EXERCISE DATA Block Start
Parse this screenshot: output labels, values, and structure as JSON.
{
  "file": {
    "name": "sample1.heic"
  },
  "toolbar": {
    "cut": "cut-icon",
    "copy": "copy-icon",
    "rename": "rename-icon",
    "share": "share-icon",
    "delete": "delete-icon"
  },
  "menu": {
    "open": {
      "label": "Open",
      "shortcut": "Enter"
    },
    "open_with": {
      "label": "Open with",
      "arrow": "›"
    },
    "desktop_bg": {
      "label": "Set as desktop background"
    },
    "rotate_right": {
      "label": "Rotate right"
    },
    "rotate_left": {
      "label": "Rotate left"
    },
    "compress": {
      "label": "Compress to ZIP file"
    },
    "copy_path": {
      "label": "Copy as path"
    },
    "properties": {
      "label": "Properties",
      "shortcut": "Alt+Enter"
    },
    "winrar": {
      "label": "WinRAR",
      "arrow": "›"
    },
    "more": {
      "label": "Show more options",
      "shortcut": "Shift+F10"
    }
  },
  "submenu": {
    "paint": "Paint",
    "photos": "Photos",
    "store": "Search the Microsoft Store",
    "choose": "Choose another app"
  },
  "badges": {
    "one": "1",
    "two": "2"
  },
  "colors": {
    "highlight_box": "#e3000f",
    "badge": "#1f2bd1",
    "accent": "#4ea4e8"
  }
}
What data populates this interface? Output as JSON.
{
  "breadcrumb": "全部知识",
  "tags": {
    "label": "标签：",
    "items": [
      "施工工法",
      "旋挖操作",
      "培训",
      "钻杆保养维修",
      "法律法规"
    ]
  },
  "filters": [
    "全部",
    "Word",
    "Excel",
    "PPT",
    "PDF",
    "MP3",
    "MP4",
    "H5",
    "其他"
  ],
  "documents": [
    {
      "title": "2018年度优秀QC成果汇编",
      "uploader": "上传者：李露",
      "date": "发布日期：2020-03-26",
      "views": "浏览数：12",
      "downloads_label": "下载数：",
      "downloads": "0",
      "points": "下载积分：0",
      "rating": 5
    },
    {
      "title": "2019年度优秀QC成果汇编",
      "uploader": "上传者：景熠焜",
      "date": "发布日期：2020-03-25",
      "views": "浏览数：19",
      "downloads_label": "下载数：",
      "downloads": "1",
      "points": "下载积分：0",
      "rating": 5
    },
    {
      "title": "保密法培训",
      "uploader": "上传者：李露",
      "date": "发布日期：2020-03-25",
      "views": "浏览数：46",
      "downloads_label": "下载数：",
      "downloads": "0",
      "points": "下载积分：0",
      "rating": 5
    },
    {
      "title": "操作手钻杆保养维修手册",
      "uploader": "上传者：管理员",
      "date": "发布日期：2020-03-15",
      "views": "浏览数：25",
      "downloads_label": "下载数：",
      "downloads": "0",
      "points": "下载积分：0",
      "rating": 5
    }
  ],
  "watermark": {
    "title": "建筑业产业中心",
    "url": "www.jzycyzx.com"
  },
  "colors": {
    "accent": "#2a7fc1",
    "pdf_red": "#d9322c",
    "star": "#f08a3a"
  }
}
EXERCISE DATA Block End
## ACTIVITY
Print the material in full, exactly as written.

## EXPECTED ANSWER
Parse this screenshot: output labels, values, and structure as JSON.
{
  "file": {
    "name": "sample1.heic"
  },
  "toolbar": {
    "cut": "cut-icon",
    "copy": "copy-icon",
    "rename": "rename-icon",
    "share": "share-icon",
    "delete": "delete-icon"
  },
  "menu": {
    "open": {
      "label": "Open",
      "shortcut": "Enter"
    },
    "open_with": {
      "label": "Open with",
      "arrow": "›"
    },
    "desktop_bg": {
      "label": "Set as desktop background"
    },
    "rotate_right": {
      "label": "Rotate right"
    },
    "rotate_left": {
      "label": "Rotate left"
    },
    "compress": {
      "label": "Compress to ZIP file"
    },
    "copy_path": {
      "label": "Copy as path"
    },
    "properties": {
      "label": "Properties",
      "shortcut": "Alt+Enter"
    },
    "winrar": {
      "label": "WinRAR",
      "arrow": "›"
    },
    "more": {
      "label": "Show more options",
      "shortcut": "Shift+F10"
    }
  },
  "submenu": {
    "paint": "Paint",
    "photos": "Photos",
    "store": "Search the Microsoft Store",
    "choose": "Choose another app"
  },
  "badges": {
    "one": "1",
    "two": "2"
  },
  "colors": {
    "highlight_box": "#e3000f",
    "badge": "#1f2bd1",
    "accent": "#4ea4e8"
  }
}
What data populates this interface? Output as JSON.
{
  "breadcrumb": "全部知识",
  "tags": {
    "label": "标签：",
    "items": [
      "施工工法",
      "旋挖操作",
      "培训",
      "钻杆保养维修",
      "法律法规"
    ]
  },
  "filters": [
    "全部",
    "Word",
    "Excel",
    "PPT",
    "PDF",
    "MP3",
    "MP4",
    "H5",
    "其他"
  ],
  "documents": [
    {
      "title": "2018年度优秀QC成果汇编",
      "uploader": "上传者：李露",
      "date": "发布日期：2020-03-26",
      "views": "浏览数：12",
      "downloads_label": "下载数：",
      "downloads": "0",
      "points": "下载积分：0",
      "rating": 5
    },
    {
      "title": "2019年度优秀QC成果汇编",
      "uploader": "上传者：景熠焜",
      "date": "发布日期：2020-03-25",
      "views": "浏览数：19",
      "downloads_label": "下载数：",
      "downloads": "1",
      "points": "下载积分：0",
      "rating": 5
    },
    {
      "title": "保密法培训",
      "uploader": "上传者：李露",
      "date": "发布日期：2020-03-25",
      "views": "浏览数：46",
      "downloads_label": "下载数：",
      "downloads": "0",
      "points": "下载积分：0",
      "rating": 5
    },
    {
      "title": "操作手钻杆保养维修手册",
      "uploader": "上传者：管理员",
      "date": "发布日期：2020-03-15",
      "views": "浏览数：25",
      "downloads_label": "下载数：",
      "downloads": "0",
      "points": "下载积分：0",
      "rating": 5
    }
  ],
  "watermark": {
    "title": "建筑业产业中心",
    "url": "www.jzycyzx.com"
  },
  "colors": {
    "accent": "#2a7fc1",
    "pdf_red": "#d9322c",
    "star": "#f08a3a"
  }
}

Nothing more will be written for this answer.